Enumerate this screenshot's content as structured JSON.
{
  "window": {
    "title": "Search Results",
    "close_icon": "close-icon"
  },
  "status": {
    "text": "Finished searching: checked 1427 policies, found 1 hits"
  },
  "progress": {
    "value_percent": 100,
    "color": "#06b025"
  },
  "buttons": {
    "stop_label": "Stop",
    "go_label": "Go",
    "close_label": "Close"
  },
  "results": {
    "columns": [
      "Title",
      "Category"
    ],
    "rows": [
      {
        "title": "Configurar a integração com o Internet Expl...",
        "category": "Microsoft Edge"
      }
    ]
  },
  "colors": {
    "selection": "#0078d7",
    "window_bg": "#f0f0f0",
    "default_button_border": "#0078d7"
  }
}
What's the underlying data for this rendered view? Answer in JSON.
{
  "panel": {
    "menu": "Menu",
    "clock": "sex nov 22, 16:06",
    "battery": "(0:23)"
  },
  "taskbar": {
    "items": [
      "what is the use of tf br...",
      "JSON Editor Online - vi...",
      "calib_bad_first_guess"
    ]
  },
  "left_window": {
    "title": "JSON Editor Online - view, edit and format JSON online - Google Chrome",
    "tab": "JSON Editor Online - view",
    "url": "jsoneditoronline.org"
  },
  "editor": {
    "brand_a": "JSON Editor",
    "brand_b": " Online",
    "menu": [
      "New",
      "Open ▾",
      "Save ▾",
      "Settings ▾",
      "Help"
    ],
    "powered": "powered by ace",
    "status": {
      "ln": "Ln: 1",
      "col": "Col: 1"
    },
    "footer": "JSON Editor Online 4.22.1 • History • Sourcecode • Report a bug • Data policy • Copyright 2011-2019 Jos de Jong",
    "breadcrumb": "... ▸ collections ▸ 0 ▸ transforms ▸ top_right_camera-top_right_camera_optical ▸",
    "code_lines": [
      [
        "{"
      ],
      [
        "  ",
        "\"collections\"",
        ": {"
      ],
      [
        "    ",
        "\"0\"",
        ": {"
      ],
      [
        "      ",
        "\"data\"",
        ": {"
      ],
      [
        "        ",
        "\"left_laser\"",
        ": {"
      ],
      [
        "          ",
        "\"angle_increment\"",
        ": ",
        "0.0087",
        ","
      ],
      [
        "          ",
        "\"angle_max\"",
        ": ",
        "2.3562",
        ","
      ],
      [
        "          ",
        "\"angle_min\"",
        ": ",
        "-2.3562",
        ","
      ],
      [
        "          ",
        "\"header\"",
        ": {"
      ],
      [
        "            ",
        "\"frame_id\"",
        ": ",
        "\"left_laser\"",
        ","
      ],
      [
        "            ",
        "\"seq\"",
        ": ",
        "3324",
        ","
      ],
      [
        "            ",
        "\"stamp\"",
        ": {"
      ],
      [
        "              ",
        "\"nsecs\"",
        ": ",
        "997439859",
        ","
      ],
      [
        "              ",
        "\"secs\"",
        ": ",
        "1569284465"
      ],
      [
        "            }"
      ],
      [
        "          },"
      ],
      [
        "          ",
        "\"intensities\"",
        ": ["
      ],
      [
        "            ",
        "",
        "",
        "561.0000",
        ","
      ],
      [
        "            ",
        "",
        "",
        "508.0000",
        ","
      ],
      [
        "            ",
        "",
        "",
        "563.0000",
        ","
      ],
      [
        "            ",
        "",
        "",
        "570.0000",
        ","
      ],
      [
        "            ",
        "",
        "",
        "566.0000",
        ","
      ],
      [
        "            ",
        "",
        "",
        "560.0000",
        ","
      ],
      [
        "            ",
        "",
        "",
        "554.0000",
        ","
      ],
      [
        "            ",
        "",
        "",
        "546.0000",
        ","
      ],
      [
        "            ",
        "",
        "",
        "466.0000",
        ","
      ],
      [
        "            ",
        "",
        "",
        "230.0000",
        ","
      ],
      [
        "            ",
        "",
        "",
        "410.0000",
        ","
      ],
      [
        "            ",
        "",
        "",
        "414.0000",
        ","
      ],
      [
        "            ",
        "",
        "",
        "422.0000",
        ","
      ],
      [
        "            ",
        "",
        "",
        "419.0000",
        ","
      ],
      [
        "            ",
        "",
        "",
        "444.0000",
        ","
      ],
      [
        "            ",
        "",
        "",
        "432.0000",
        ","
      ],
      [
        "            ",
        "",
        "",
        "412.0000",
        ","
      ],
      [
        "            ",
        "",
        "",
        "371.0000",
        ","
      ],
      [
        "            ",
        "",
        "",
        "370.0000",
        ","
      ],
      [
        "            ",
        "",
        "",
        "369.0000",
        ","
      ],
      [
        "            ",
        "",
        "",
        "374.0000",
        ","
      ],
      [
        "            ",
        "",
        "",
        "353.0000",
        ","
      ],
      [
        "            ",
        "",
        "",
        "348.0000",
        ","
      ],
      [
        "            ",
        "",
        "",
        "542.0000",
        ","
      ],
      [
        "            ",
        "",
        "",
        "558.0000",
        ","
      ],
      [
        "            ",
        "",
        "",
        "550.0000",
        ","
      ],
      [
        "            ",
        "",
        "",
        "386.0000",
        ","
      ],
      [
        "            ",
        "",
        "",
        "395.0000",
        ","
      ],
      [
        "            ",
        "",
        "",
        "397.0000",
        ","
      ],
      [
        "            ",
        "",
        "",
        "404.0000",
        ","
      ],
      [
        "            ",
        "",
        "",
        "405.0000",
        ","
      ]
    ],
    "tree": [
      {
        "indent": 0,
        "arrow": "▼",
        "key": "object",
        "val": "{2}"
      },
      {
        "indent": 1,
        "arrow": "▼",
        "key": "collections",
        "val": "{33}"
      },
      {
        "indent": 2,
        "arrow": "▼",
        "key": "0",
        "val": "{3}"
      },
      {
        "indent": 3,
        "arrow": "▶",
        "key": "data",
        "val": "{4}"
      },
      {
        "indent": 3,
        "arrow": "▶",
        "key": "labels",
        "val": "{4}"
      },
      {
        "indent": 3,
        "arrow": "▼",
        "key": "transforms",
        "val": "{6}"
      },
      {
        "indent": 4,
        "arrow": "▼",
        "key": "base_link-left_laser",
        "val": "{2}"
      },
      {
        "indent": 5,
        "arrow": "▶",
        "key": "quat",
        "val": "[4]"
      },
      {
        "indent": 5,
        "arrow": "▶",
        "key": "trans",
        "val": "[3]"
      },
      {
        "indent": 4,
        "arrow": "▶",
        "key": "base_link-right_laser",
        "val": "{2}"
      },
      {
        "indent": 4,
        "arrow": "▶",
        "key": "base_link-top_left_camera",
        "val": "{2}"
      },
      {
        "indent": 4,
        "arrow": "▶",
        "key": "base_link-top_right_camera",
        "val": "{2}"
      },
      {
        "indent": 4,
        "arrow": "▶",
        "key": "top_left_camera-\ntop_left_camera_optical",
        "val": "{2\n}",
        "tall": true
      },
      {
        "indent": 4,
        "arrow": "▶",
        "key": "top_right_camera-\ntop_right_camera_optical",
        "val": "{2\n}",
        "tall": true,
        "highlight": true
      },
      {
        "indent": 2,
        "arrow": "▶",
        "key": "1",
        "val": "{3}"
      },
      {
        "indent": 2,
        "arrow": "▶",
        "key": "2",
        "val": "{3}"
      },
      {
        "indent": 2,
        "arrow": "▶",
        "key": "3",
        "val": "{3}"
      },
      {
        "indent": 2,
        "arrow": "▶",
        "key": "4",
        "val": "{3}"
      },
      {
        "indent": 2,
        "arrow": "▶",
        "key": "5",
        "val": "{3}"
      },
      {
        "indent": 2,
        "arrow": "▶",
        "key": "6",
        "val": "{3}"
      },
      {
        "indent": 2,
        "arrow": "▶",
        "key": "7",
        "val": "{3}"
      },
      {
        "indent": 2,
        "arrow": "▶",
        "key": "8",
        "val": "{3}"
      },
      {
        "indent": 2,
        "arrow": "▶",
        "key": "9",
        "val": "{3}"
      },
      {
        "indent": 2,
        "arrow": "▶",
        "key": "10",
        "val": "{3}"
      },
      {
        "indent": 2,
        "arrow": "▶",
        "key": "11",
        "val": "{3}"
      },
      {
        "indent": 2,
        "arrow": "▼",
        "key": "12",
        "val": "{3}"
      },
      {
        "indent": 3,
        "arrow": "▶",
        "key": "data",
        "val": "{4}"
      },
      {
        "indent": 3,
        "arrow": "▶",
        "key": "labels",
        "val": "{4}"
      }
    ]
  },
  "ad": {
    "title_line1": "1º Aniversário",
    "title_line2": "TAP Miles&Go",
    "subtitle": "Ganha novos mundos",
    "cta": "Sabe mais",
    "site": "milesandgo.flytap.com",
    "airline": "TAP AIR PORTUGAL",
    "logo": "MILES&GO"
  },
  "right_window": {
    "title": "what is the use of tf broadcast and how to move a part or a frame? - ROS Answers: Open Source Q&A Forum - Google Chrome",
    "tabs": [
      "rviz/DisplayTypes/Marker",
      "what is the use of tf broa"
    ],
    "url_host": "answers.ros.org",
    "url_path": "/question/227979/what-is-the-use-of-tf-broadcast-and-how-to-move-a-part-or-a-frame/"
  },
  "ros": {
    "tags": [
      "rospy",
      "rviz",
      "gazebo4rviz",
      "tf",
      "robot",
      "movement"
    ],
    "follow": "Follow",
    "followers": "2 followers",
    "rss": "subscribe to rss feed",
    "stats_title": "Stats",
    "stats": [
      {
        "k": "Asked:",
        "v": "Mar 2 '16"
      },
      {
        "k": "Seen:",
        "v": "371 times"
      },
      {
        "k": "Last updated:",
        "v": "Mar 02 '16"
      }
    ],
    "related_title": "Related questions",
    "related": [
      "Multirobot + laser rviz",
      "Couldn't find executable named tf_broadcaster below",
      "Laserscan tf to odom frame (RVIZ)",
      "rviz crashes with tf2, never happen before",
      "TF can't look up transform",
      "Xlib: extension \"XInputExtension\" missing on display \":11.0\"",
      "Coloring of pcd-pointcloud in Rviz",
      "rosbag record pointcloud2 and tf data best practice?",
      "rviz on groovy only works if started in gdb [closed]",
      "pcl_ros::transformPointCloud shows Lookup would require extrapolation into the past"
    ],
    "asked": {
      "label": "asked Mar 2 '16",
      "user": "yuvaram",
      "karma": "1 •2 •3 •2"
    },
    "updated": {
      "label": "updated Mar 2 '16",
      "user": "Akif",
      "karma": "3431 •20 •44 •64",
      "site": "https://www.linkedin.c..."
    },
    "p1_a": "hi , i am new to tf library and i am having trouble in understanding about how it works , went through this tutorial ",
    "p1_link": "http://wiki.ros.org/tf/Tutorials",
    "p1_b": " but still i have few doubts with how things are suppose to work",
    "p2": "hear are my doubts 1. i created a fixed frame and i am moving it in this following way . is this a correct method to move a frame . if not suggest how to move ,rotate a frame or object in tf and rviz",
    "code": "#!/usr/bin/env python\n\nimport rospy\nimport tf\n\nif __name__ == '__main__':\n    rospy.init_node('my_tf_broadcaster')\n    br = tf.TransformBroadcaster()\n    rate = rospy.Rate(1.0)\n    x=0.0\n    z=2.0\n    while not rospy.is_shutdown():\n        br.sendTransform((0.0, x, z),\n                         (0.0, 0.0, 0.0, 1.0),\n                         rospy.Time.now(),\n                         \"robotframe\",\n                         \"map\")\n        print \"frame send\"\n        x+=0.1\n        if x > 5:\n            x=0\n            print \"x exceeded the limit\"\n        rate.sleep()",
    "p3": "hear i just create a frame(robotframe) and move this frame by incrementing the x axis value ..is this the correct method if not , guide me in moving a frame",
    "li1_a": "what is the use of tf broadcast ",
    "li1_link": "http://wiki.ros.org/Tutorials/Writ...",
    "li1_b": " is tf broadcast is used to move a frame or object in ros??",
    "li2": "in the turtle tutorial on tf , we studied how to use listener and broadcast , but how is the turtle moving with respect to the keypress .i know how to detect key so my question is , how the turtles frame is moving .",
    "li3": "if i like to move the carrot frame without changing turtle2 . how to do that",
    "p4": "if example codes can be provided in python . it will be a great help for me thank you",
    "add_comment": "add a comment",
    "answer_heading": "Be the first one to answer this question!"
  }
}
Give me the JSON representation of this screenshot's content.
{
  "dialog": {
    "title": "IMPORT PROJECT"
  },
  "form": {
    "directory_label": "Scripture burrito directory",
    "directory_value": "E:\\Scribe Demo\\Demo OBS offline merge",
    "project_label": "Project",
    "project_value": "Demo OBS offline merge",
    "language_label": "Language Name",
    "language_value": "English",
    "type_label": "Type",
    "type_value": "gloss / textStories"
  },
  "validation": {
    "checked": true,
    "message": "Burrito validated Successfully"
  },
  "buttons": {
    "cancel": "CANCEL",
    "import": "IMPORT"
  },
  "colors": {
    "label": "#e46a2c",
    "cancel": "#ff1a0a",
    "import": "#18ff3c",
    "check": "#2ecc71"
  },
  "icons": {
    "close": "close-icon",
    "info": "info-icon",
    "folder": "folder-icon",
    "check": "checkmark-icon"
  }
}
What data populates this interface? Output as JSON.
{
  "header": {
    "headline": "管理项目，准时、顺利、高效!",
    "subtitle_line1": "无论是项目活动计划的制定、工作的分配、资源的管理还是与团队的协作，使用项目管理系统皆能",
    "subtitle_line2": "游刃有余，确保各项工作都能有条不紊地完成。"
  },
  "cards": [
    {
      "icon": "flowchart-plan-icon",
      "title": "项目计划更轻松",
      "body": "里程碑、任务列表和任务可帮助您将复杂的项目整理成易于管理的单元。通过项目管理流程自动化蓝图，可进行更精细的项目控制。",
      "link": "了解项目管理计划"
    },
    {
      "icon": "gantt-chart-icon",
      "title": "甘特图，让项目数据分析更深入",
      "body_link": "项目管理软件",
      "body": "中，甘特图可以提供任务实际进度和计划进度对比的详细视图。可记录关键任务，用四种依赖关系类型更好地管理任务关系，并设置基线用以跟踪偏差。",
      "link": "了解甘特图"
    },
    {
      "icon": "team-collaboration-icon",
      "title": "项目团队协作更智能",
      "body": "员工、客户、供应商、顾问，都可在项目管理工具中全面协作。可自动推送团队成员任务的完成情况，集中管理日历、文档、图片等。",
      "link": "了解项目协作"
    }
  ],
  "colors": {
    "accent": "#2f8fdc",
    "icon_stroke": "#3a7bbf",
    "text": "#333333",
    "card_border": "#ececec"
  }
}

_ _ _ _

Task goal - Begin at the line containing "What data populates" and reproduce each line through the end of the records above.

Completed exercise -
What data populates this interface? Output as JSON.
{
  "header": {
    "headline": "管理项目，准时、顺利、高效!",
    "subtitle_line1": "无论是项目活动计划的制定、工作的分配、资源的管理还是与团队的协作，使用项目管理系统皆能",
    "subtitle_line2": "游刃有余，确保各项工作都能有条不紊地完成。"
  },
  "cards": [
    {
      "icon": "flowchart-plan-icon",
      "title": "项目计划更轻松",
      "body": "里程碑、任务列表和任务可帮助您将复杂的项目整理成易于管理的单元。通过项目管理流程自动化蓝图，可进行更精细的项目控制。",
      "link": "了解项目管理计划"
    },
    {
      "icon": "gantt-chart-icon",
      "title": "甘特图，让项目数据分析更深入",
      "body_link": "项目管理软件",
      "body": "中，甘特图可以提供任务实际进度和计划进度对比的详细视图。可记录关键任务，用四种依赖关系类型更好地管理任务关系，并设置基线用以跟踪偏差。",
      "link": "了解甘特图"
    },
    {
      "icon": "team-collaboration-icon",
      "title": "项目团队协作更智能",
      "body": "员工、客户、供应商、顾问，都可在项目管理工具中全面协作。可自动推送团队成员任务的完成情况，集中管理日历、文档、图片等。",
      "link": "了解项目协作"
    }
  ],
  "colors": {
    "accent": "#2f8fdc",
    "icon_stroke": "#3a7bbf",
    "text": "#333333",
    "card_border": "#ececec"
  }
}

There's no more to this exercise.